*Exercise instructions*. Repeat the lines below exactly as they appear, but leave out the images.

*Source data*.

┏━━

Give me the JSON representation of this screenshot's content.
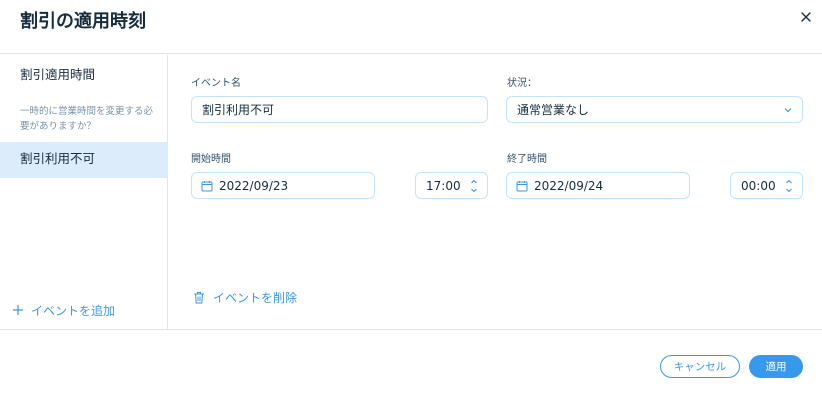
{
  "dialog": {
    "title": "割引の適用時刻",
    "close_icon": "close-icon"
  },
  "sidebar": {
    "items": [
      {
        "label": "割引適用時間"
      },
      {
        "label": "割引利用不可",
        "active": true
      }
    ],
    "question": "一時的に営業時間を変更する必要がありますか？",
    "add_event_label": "イベントを追加"
  },
  "form": {
    "event_name": {
      "label": "イベント名",
      "value": "割引利用不可"
    },
    "status": {
      "label": "状況：",
      "value": "通常営業なし"
    },
    "start": {
      "label": "開始時間",
      "date": "2022/09/23",
      "time": "17:00"
    },
    "end": {
      "label": "終了時間",
      "date": "2022/09/24",
      "time": "00:00"
    },
    "delete_label": "イベントを削除"
  },
  "footer": {
    "cancel_label": "キャンセル",
    "apply_label": "適用"
  },
  "colors": {
    "accent": "#3899ec",
    "active_bg": "#dcecfb",
    "border": "#c1e4fe"
  }
}
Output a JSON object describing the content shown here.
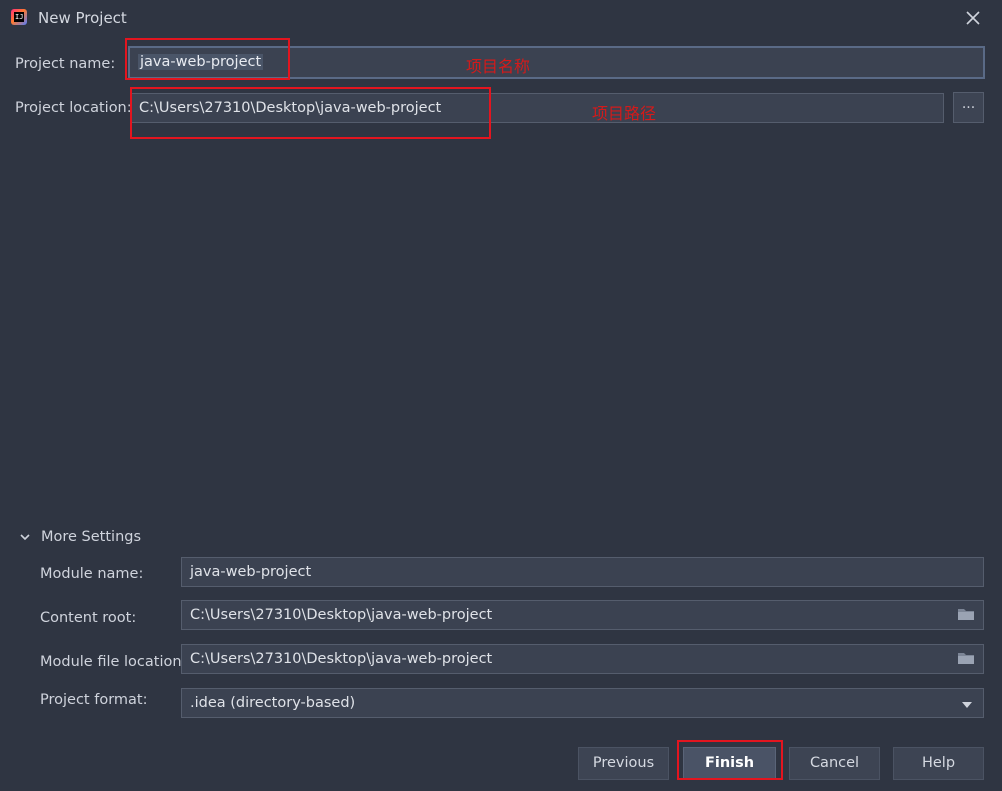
{
  "window": {
    "title": "New Project",
    "app_icon": "intellij-idea-icon"
  },
  "project": {
    "name_label": "Project name:",
    "name_value": "java-web-project",
    "location_label": "Project location:",
    "location_value": "C:\\Users\\27310\\Desktop\\java-web-project",
    "browse_label": "..."
  },
  "annotations": {
    "name_note": "项目名称",
    "location_note": "项目路径",
    "color": "#e3151f"
  },
  "more_settings": {
    "header": "More Settings",
    "expanded": true,
    "module_name_label": "Module name:",
    "module_name_value": "java-web-project",
    "content_root_label": "Content root:",
    "content_root_value": "C:\\Users\\27310\\Desktop\\java-web-project",
    "module_file_label": "Module file location:",
    "module_file_value": "C:\\Users\\27310\\Desktop\\java-web-project",
    "format_label": "Project format:",
    "format_value": ".idea (directory-based)"
  },
  "buttons": {
    "previous": "Previous",
    "finish": "Finish",
    "cancel": "Cancel",
    "help": "Help"
  },
  "colors": {
    "background": "#2f3542",
    "field_bg": "#3b4251",
    "accent_red": "#e3151f"
  }
}
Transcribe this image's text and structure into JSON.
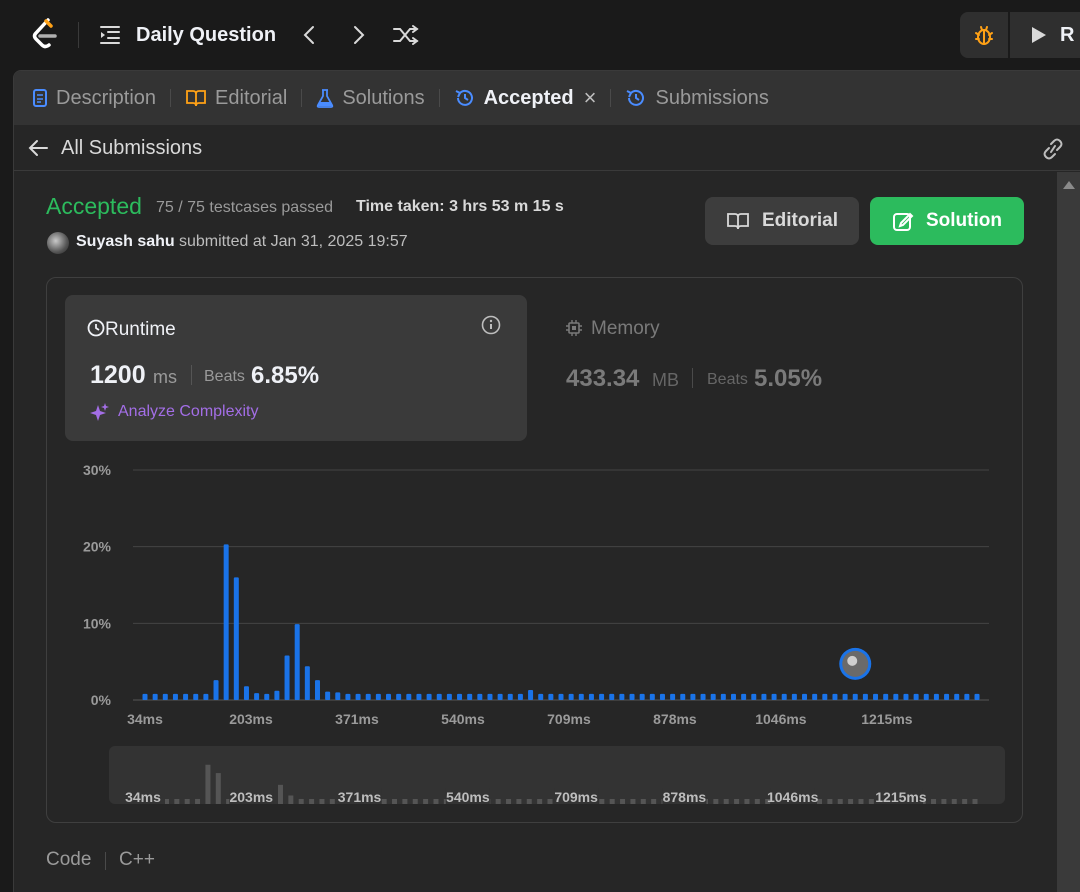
{
  "topbar": {
    "daily_question": "Daily Question",
    "run_label": "R"
  },
  "tabs": [
    {
      "label": "Description"
    },
    {
      "label": "Editorial"
    },
    {
      "label": "Solutions"
    },
    {
      "label": "Accepted"
    },
    {
      "label": "Submissions"
    }
  ],
  "subheader": {
    "all_submissions": "All Submissions"
  },
  "submission": {
    "status": "Accepted",
    "testcases": "75 / 75 testcases passed",
    "time_taken": "Time taken: 3 hrs 53 m 15 s",
    "author": "Suyash sahu",
    "submitted_at": "submitted at Jan 31, 2025 19:57"
  },
  "buttons": {
    "editorial": "Editorial",
    "solution": "Solution"
  },
  "runtime": {
    "title": "Runtime",
    "value": "1200",
    "unit": "ms",
    "beats_label": "Beats",
    "beats": "6.85%",
    "analyze": "Analyze Complexity"
  },
  "memory": {
    "title": "Memory",
    "value": "433.34",
    "unit": "MB",
    "beats_label": "Beats",
    "beats": "5.05%"
  },
  "colors": {
    "accent_green": "#2cbb5d",
    "bar_blue": "#1a73e8",
    "analyze_purple": "#a36ee6"
  },
  "chart_data": {
    "type": "bar",
    "ylim": [
      0,
      30
    ],
    "yticks": [
      "0%",
      "10%",
      "20%",
      "30%"
    ],
    "xticks": [
      "34ms",
      "203ms",
      "371ms",
      "540ms",
      "709ms",
      "878ms",
      "1046ms",
      "1215ms"
    ],
    "values": [
      0.8,
      0.8,
      0.8,
      0.8,
      0.8,
      0.8,
      0.8,
      2.6,
      20.3,
      16,
      1.8,
      0.9,
      0.8,
      1.2,
      5.8,
      9.9,
      4.4,
      2.6,
      1.1,
      1,
      0.8,
      0.8,
      0.8,
      0.8,
      0.8,
      0.8,
      0.8,
      0.8,
      0.8,
      0.8,
      0.8,
      0.8,
      0.8,
      0.8,
      0.8,
      0.8,
      0.8,
      0.8,
      1.3,
      0.8,
      0.8,
      0.8,
      0.8,
      0.8,
      0.8,
      0.8,
      0.8,
      0.8,
      0.8,
      0.8,
      0.8,
      0.8,
      0.8,
      0.8,
      0.8,
      0.8,
      0.8,
      0.8,
      0.8,
      0.8,
      0.8,
      0.8,
      0.8,
      0.8,
      0.8,
      0.8,
      0.8,
      0.8,
      0.8,
      0.8,
      0.8,
      0.8,
      0.8,
      0.8,
      0.8,
      0.8,
      0.8,
      0.8,
      0.8,
      0.8,
      0.8,
      0.8,
      0.8
    ],
    "marker_index": 70
  },
  "code": {
    "label": "Code",
    "language": "C++"
  }
}
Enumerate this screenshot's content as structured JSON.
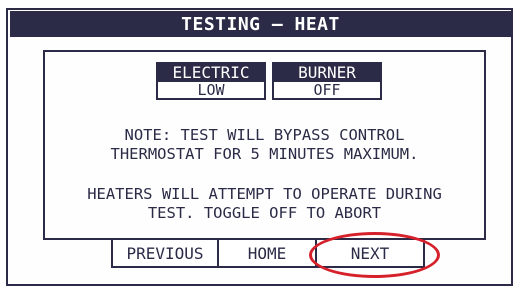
{
  "title": "TESTING – HEAT",
  "electric": {
    "label": "ELECTRIC",
    "value": "LOW"
  },
  "burner": {
    "label": "BURNER",
    "value": "OFF"
  },
  "note": {
    "line1": "NOTE: TEST WILL BYPASS CONTROL",
    "line2": "THERMOSTAT FOR 5 MINUTES MAXIMUM."
  },
  "heaters": {
    "line1": "HEATERS WILL ATTEMPT TO OPERATE DURING",
    "line2": "TEST. TOGGLE OFF TO ABORT"
  },
  "nav": {
    "previous": "PREVIOUS",
    "home": "HOME",
    "next": "NEXT"
  },
  "colors": {
    "ink": "#2b2b47",
    "highlight": "#d6202a",
    "background": "#ffffff"
  }
}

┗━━

*Answer to this exercise*.
Give me the JSON representation of this screenshot's content.
{
  "dialog": {
    "title": "割引の適用時刻",
    "close_icon": "close-icon"
  },
  "sidebar": {
    "items": [
      {
        "label": "割引適用時間"
      },
      {
        "label": "割引利用不可",
        "active": true
      }
    ],
    "question": "一時的に営業時間を変更する必要がありますか？",
    "add_event_label": "イベントを追加"
  },
  "form": {
    "event_name": {
      "label": "イベント名",
      "value": "割引利用不可"
    },
    "status": {
      "label": "状況：",
      "value": "通常営業なし"
    },
    "start": {
      "label": "開始時間",
      "date": "2022/09/23",
      "time": "17:00"
    },
    "end": {
      "label": "終了時間",
      "date": "2022/09/24",
      "time": "00:00"
    },
    "delete_label": "イベントを削除"
  },
  "footer": {
    "cancel_label": "キャンセル",
    "apply_label": "適用"
  },
  "colors": {
    "accent": "#3899ec",
    "active_bg": "#dcecfb",
    "border": "#c1e4fe"
  }
}
Output a JSON object describing the content shown here.
{
  "window": {
    "title": "New Project",
    "app_icon": "intellij-idea-icon"
  },
  "project": {
    "name_label": "Project name:",
    "name_value": "java-web-project",
    "location_label": "Project location:",
    "location_value": "C:\\Users\\27310\\Desktop\\java-web-project",
    "browse_label": "..."
  },
  "annotations": {
    "name_note": "项目名称",
    "location_note": "项目路径",
    "color": "#e3151f"
  },
  "more_settings": {
    "header": "More Settings",
    "expanded": true,
    "module_name_label": "Module name:",
    "module_name_value": "java-web-project",
    "content_root_label": "Content root:",
    "content_root_value": "C:\\Users\\27310\\Desktop\\java-web-project",
    "module_file_label": "Module file location:",
    "module_file_value": "C:\\Users\\27310\\Desktop\\java-web-project",
    "format_label": "Project format:",
    "format_value": ".idea (directory-based)"
  },
  "buttons": {
    "previous": "Previous",
    "finish": "Finish",
    "cancel": "Cancel",
    "help": "Help"
  },
  "colors": {
    "background": "#2f3542",
    "field_bg": "#3b4251",
    "accent_red": "#e3151f"
  }
}
Transcribe this image's text and structure into JSON.
{
  "topbar": {
    "daily_question": "Daily Question",
    "run_label": "R"
  },
  "tabs": [
    {
      "label": "Description"
    },
    {
      "label": "Editorial"
    },
    {
      "label": "Solutions"
    },
    {
      "label": "Accepted"
    },
    {
      "label": "Submissions"
    }
  ],
  "subheader": {
    "all_submissions": "All Submissions"
  },
  "submission": {
    "status": "Accepted",
    "testcases": "75 / 75 testcases passed",
    "time_taken": "Time taken: 3 hrs 53 m 15 s",
    "author": "Suyash sahu",
    "submitted_at": "submitted at Jan 31, 2025 19:57"
  },
  "buttons": {
    "editorial": "Editorial",
    "solution": "Solution"
  },
  "runtime": {
    "title": "Runtime",
    "value": "1200",
    "unit": "ms",
    "beats_label": "Beats",
    "beats": "6.85%",
    "analyze": "Analyze Complexity"
  },
  "memory": {
    "title": "Memory",
    "value": "433.34",
    "unit": "MB",
    "beats_label": "Beats",
    "beats": "5.05%"
  },
  "colors": {
    "accent_green": "#2cbb5d",
    "bar_blue": "#1a73e8",
    "analyze_purple": "#a36ee6"
  },
  "chart_data": {
    "type": "bar",
    "ylim": [
      0,
      30
    ],
    "yticks": [
      "0%",
      "10%",
      "20%",
      "30%"
    ],
    "xticks": [
      "34ms",
      "203ms",
      "371ms",
      "540ms",
      "709ms",
      "878ms",
      "1046ms",
      "1215ms"
    ],
    "values": [
      0.8,
      0.8,
      0.8,
      0.8,
      0.8,
      0.8,
      0.8,
      2.6,
      20.3,
      16,
      1.8,
      0.9,
      0.8,
      1.2,
      5.8,
      9.9,
      4.4,
      2.6,
      1.1,
      1,
      0.8,
      0.8,
      0.8,
      0.8,
      0.8,
      0.8,
      0.8,
      0.8,
      0.8,
      0.8,
      0.8,
      0.8,
      0.8,
      0.8,
      0.8,
      0.8,
      0.8,
      0.8,
      1.3,
      0.8,
      0.8,
      0.8,
      0.8,
      0.8,
      0.8,
      0.8,
      0.8,
      0.8,
      0.8,
      0.8,
      0.8,
      0.8,
      0.8,
      0.8,
      0.8,
      0.8,
      0.8,
      0.8,
      0.8,
      0.8,
      0.8,
      0.8,
      0.8,
      0.8,
      0.8,
      0.8,
      0.8,
      0.8,
      0.8,
      0.8,
      0.8,
      0.8,
      0.8,
      0.8,
      0.8,
      0.8,
      0.8,
      0.8,
      0.8,
      0.8,
      0.8,
      0.8,
      0.8
    ],
    "marker_index": 70
  },
  "code": {
    "label": "Code",
    "language": "C++"
  }
}
Enumerate this screenshot's content as structured JSON.
{
  "title": "TESTING – HEAT",
  "electric": {
    "label": "ELECTRIC",
    "value": "LOW"
  },
  "burner": {
    "label": "BURNER",
    "value": "OFF"
  },
  "note": {
    "line1": "NOTE: TEST WILL BYPASS CONTROL",
    "line2": "THERMOSTAT FOR 5 MINUTES MAXIMUM."
  },
  "heaters": {
    "line1": "HEATERS WILL ATTEMPT TO OPERATE DURING",
    "line2": "TEST. TOGGLE OFF TO ABORT"
  },
  "nav": {
    "previous": "PREVIOUS",
    "home": "HOME",
    "next": "NEXT"
  },
  "colors": {
    "ink": "#2b2b47",
    "highlight": "#d6202a",
    "background": "#ffffff"
  }
}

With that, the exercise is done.